**DATA SHOWN:**

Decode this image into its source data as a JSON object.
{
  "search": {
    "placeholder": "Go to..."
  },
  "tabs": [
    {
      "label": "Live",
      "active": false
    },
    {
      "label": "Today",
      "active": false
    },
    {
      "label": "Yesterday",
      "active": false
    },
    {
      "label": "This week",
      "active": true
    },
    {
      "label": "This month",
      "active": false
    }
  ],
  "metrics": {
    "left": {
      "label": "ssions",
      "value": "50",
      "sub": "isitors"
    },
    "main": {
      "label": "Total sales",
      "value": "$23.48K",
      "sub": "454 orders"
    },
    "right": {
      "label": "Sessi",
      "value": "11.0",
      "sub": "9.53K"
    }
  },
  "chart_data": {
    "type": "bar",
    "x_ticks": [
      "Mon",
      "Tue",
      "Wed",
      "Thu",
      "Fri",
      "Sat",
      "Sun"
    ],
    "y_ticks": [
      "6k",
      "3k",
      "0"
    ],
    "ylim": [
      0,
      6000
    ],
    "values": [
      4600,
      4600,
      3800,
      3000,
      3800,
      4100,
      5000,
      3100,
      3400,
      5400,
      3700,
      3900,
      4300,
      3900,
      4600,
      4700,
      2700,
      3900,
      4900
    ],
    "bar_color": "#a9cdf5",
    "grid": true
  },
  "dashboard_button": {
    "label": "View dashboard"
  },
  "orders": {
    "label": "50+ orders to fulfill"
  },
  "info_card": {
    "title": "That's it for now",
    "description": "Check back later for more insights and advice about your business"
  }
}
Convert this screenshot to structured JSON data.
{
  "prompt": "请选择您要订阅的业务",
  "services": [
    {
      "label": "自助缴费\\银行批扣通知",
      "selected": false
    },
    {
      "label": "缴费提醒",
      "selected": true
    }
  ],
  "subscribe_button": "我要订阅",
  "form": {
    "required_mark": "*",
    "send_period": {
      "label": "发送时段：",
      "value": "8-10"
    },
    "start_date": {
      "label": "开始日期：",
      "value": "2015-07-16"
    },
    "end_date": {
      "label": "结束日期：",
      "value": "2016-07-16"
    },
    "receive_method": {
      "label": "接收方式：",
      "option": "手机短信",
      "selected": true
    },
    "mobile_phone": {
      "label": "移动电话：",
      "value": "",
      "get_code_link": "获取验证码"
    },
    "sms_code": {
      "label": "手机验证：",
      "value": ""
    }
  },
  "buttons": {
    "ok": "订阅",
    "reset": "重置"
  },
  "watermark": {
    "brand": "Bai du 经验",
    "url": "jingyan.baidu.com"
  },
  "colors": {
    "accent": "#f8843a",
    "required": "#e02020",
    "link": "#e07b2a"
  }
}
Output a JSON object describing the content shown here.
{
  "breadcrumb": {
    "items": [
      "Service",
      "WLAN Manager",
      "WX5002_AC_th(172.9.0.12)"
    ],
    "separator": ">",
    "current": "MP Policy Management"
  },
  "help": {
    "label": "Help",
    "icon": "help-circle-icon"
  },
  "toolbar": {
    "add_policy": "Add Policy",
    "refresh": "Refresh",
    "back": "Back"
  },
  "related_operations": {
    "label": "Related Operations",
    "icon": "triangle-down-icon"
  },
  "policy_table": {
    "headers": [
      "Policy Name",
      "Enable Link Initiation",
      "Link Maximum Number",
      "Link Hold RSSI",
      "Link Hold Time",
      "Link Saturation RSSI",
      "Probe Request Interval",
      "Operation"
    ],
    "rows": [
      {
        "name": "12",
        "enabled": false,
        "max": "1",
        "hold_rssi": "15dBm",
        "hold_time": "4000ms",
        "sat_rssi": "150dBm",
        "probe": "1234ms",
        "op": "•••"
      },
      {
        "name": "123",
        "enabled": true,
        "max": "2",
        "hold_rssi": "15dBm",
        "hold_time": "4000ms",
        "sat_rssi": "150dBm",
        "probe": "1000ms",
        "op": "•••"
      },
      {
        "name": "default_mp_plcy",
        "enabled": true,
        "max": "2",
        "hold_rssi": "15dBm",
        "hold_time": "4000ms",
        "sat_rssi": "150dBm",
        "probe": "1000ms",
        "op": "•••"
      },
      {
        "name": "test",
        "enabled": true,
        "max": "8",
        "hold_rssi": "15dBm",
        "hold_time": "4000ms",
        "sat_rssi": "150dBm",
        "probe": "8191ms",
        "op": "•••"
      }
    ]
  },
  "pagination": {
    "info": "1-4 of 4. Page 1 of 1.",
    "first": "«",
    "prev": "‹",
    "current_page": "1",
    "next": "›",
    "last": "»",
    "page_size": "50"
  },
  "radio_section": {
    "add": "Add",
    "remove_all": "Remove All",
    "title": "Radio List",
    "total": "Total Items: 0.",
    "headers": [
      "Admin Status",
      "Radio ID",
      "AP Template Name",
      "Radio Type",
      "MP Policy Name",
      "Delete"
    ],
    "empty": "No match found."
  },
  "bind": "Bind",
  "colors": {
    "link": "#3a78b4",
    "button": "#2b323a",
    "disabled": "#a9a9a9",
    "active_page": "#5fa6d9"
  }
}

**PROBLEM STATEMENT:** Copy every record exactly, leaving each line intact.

**TASK RESULT:**
Decode this image into its source data as a JSON object.
{
  "search": {
    "placeholder": "Go to..."
  },
  "tabs": [
    {
      "label": "Live",
      "active": false
    },
    {
      "label": "Today",
      "active": false
    },
    {
      "label": "Yesterday",
      "active": false
    },
    {
      "label": "This week",
      "active": true
    },
    {
      "label": "This month",
      "active": false
    }
  ],
  "metrics": {
    "left": {
      "label": "ssions",
      "value": "50",
      "sub": "isitors"
    },
    "main": {
      "label": "Total sales",
      "value": "$23.48K",
      "sub": "454 orders"
    },
    "right": {
      "label": "Sessi",
      "value": "11.0",
      "sub": "9.53K"
    }
  },
  "chart_data": {
    "type": "bar",
    "x_ticks": [
      "Mon",
      "Tue",
      "Wed",
      "Thu",
      "Fri",
      "Sat",
      "Sun"
    ],
    "y_ticks": [
      "6k",
      "3k",
      "0"
    ],
    "ylim": [
      0,
      6000
    ],
    "values": [
      4600,
      4600,
      3800,
      3000,
      3800,
      4100,
      5000,
      3100,
      3400,
      5400,
      3700,
      3900,
      4300,
      3900,
      4600,
      4700,
      2700,
      3900,
      4900
    ],
    "bar_color": "#a9cdf5",
    "grid": true
  },
  "dashboard_button": {
    "label": "View dashboard"
  },
  "orders": {
    "label": "50+ orders to fulfill"
  },
  "info_card": {
    "title": "That's it for now",
    "description": "Check back later for more insights and advice about your business"
  }
}
Convert this screenshot to structured JSON data.
{
  "prompt": "请选择您要订阅的业务",
  "services": [
    {
      "label": "自助缴费\\银行批扣通知",
      "selected": false
    },
    {
      "label": "缴费提醒",
      "selected": true
    }
  ],
  "subscribe_button": "我要订阅",
  "form": {
    "required_mark": "*",
    "send_period": {
      "label": "发送时段：",
      "value": "8-10"
    },
    "start_date": {
      "label": "开始日期：",
      "value": "2015-07-16"
    },
    "end_date": {
      "label": "结束日期：",
      "value": "2016-07-16"
    },
    "receive_method": {
      "label": "接收方式：",
      "option": "手机短信",
      "selected": true
    },
    "mobile_phone": {
      "label": "移动电话：",
      "value": "",
      "get_code_link": "获取验证码"
    },
    "sms_code": {
      "label": "手机验证：",
      "value": ""
    }
  },
  "buttons": {
    "ok": "订阅",
    "reset": "重置"
  },
  "watermark": {
    "brand": "Bai du 经验",
    "url": "jingyan.baidu.com"
  },
  "colors": {
    "accent": "#f8843a",
    "required": "#e02020",
    "link": "#e07b2a"
  }
}
Output a JSON object describing the content shown here.
{
  "breadcrumb": {
    "items": [
      "Service",
      "WLAN Manager",
      "WX5002_AC_th(172.9.0.12)"
    ],
    "separator": ">",
    "current": "MP Policy Management"
  },
  "help": {
    "label": "Help",
    "icon": "help-circle-icon"
  },
  "toolbar": {
    "add_policy": "Add Policy",
    "refresh": "Refresh",
    "back": "Back"
  },
  "related_operations": {
    "label": "Related Operations",
    "icon": "triangle-down-icon"
  },
  "policy_table": {
    "headers": [
      "Policy Name",
      "Enable Link Initiation",
      "Link Maximum Number",
      "Link Hold RSSI",
      "Link Hold Time",
      "Link Saturation RSSI",
      "Probe Request Interval",
      "Operation"
    ],
    "rows": [
      {
        "name": "12",
        "enabled": false,
        "max": "1",
        "hold_rssi": "15dBm",
        "hold_time": "4000ms",
        "sat_rssi": "150dBm",
        "probe": "1234ms",
        "op": "•••"
      },
      {
        "name": "123",
        "enabled": true,
        "max": "2",
        "hold_rssi": "15dBm",
        "hold_time": "4000ms",
        "sat_rssi": "150dBm",
        "probe": "1000ms",
        "op": "•••"
      },
      {
        "name": "default_mp_plcy",
        "enabled": true,
        "max": "2",
        "hold_rssi": "15dBm",
        "hold_time": "4000ms",
        "sat_rssi": "150dBm",
        "probe": "1000ms",
        "op": "•••"
      },
      {
        "name": "test",
        "enabled": true,
        "max": "8",
        "hold_rssi": "15dBm",
        "hold_time": "4000ms",
        "sat_rssi": "150dBm",
        "probe": "8191ms",
        "op": "•••"
      }
    ]
  },
  "pagination": {
    "info": "1-4 of 4. Page 1 of 1.",
    "first": "«",
    "prev": "‹",
    "current_page": "1",
    "next": "›",
    "last": "»",
    "page_size": "50"
  },
  "radio_section": {
    "add": "Add",
    "remove_all": "Remove All",
    "title": "Radio List",
    "total": "Total Items: 0.",
    "headers": [
      "Admin Status",
      "Radio ID",
      "AP Template Name",
      "Radio Type",
      "MP Policy Name",
      "Delete"
    ],
    "empty": "No match found."
  },
  "bind": "Bind",
  "colors": {
    "link": "#3a78b4",
    "button": "#2b323a",
    "disabled": "#a9a9a9",
    "active_page": "#5fa6d9"
  }
}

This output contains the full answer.